┌─ Data supplied
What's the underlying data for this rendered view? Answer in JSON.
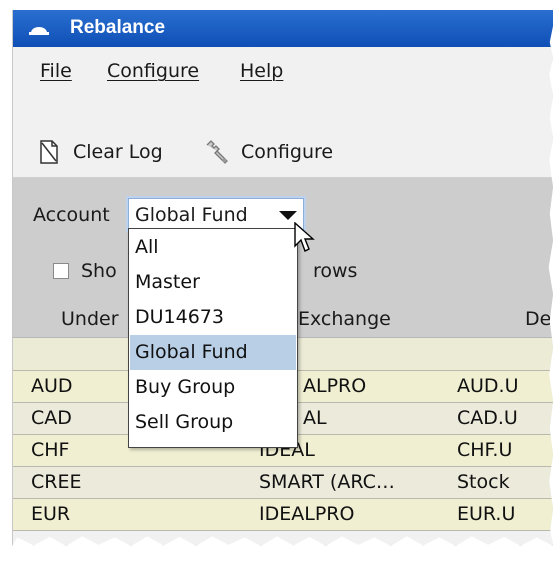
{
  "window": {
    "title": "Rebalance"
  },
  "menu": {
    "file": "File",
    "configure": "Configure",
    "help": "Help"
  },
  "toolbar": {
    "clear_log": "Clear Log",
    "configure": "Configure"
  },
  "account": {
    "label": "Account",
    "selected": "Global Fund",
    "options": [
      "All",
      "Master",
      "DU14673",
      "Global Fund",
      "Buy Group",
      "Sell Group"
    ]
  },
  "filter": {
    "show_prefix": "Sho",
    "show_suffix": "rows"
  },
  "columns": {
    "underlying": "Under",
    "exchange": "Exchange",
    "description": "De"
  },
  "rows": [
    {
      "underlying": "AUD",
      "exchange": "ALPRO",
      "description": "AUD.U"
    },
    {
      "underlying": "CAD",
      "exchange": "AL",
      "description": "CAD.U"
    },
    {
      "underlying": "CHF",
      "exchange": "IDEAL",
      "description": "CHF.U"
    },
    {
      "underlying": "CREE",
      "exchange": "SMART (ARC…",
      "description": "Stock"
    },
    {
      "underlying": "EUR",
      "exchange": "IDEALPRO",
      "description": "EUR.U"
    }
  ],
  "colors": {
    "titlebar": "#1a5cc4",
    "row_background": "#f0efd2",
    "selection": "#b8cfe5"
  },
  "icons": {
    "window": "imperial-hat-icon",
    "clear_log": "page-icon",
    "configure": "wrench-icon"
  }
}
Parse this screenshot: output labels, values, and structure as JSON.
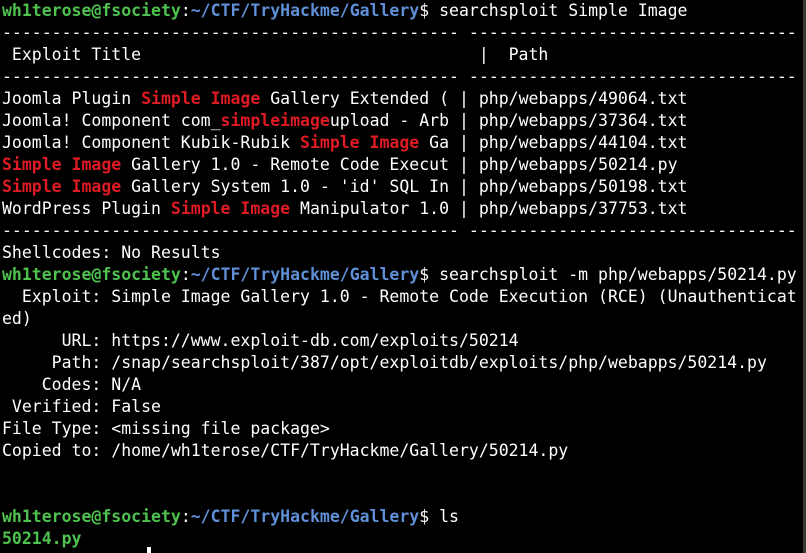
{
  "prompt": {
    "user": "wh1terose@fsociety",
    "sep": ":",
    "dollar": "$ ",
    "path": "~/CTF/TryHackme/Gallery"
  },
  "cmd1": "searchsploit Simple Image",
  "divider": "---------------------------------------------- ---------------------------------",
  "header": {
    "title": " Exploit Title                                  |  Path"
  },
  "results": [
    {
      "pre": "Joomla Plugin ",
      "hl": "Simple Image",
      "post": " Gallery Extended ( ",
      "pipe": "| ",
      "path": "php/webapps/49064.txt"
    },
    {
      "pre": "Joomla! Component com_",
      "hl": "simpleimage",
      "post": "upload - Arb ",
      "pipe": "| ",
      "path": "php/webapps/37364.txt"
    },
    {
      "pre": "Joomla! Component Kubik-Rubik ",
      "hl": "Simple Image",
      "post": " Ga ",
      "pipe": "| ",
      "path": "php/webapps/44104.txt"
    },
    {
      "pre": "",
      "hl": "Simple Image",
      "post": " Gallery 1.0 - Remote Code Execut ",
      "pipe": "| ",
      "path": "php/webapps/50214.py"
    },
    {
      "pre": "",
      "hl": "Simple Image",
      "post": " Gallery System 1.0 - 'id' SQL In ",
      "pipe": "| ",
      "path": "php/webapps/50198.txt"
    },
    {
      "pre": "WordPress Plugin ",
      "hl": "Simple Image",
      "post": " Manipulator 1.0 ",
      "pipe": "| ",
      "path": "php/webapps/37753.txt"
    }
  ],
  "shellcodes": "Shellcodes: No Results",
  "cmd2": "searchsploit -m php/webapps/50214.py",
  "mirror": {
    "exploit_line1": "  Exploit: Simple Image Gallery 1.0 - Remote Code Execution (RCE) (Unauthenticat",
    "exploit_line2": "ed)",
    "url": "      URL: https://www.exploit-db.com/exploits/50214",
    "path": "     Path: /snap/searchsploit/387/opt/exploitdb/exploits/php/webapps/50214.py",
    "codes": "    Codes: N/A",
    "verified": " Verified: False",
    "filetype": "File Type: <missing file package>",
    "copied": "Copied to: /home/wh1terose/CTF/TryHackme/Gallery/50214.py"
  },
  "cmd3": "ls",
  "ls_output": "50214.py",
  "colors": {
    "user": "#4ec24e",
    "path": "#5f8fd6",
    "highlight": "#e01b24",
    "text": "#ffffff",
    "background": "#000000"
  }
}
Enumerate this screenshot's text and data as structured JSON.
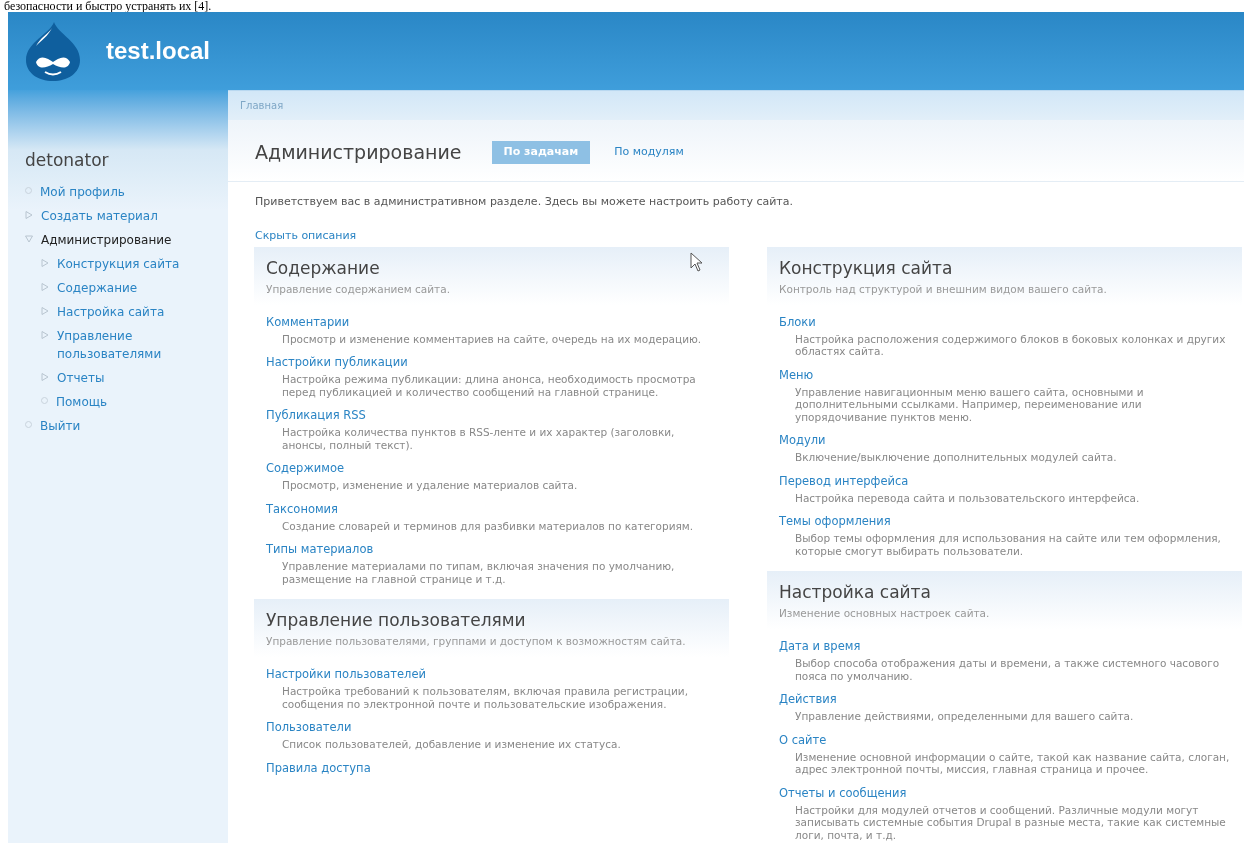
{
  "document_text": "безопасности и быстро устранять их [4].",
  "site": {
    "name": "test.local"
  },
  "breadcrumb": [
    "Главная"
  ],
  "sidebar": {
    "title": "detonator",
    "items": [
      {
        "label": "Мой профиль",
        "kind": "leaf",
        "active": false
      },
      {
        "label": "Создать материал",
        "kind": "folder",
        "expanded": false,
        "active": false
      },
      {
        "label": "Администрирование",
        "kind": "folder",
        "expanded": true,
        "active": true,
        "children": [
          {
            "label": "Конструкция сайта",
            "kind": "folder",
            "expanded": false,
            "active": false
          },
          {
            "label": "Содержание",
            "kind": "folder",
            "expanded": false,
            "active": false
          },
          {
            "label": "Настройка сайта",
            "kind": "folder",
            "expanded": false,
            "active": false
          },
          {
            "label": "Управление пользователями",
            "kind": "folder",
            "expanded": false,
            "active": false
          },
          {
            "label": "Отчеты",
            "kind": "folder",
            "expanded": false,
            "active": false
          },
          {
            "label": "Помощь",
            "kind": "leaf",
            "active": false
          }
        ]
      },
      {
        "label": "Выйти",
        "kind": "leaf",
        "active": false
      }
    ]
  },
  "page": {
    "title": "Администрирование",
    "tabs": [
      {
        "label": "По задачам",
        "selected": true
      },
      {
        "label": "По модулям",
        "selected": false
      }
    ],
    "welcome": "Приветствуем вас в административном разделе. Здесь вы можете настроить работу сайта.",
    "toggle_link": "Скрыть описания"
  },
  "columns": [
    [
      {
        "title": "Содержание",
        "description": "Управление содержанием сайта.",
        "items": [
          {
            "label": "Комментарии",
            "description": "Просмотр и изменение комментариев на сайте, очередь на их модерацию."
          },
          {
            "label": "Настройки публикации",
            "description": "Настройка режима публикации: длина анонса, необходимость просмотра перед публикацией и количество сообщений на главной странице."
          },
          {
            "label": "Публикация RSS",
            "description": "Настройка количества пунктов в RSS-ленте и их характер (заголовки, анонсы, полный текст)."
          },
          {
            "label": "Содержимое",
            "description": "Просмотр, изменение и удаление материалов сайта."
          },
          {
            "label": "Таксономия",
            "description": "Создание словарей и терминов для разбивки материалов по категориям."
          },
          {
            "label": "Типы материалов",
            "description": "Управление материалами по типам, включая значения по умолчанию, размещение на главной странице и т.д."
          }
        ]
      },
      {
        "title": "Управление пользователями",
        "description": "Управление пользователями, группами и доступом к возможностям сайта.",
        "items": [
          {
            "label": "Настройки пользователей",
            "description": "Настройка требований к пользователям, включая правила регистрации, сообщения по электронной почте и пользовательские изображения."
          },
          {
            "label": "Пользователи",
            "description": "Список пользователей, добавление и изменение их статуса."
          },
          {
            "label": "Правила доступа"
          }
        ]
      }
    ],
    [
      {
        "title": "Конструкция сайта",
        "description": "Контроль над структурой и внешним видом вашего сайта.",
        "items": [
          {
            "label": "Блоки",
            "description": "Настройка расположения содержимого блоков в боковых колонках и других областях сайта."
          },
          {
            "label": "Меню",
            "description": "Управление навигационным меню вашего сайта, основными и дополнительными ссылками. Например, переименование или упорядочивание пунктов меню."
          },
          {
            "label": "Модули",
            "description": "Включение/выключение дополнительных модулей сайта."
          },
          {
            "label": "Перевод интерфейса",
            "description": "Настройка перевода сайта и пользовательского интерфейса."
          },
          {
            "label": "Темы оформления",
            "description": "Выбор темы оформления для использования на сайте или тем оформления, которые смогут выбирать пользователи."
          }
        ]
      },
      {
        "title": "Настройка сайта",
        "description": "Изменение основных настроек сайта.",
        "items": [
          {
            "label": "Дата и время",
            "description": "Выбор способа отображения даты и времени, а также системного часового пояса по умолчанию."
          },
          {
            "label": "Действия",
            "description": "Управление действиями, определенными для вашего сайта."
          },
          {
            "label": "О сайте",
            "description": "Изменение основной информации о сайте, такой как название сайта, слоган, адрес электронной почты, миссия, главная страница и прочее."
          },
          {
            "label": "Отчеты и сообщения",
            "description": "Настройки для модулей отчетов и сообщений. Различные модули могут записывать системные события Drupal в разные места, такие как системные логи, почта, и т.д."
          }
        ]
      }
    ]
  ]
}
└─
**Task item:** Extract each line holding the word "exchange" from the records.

**Solution to the problem:**
    "exchange": "Exchange",
      "exchange": "ALPRO",
      "exchange": "AL",
      "exchange": "IDEAL",
      "exchange": "SMART (ARC…",
      "exchange": "IDEALPRO",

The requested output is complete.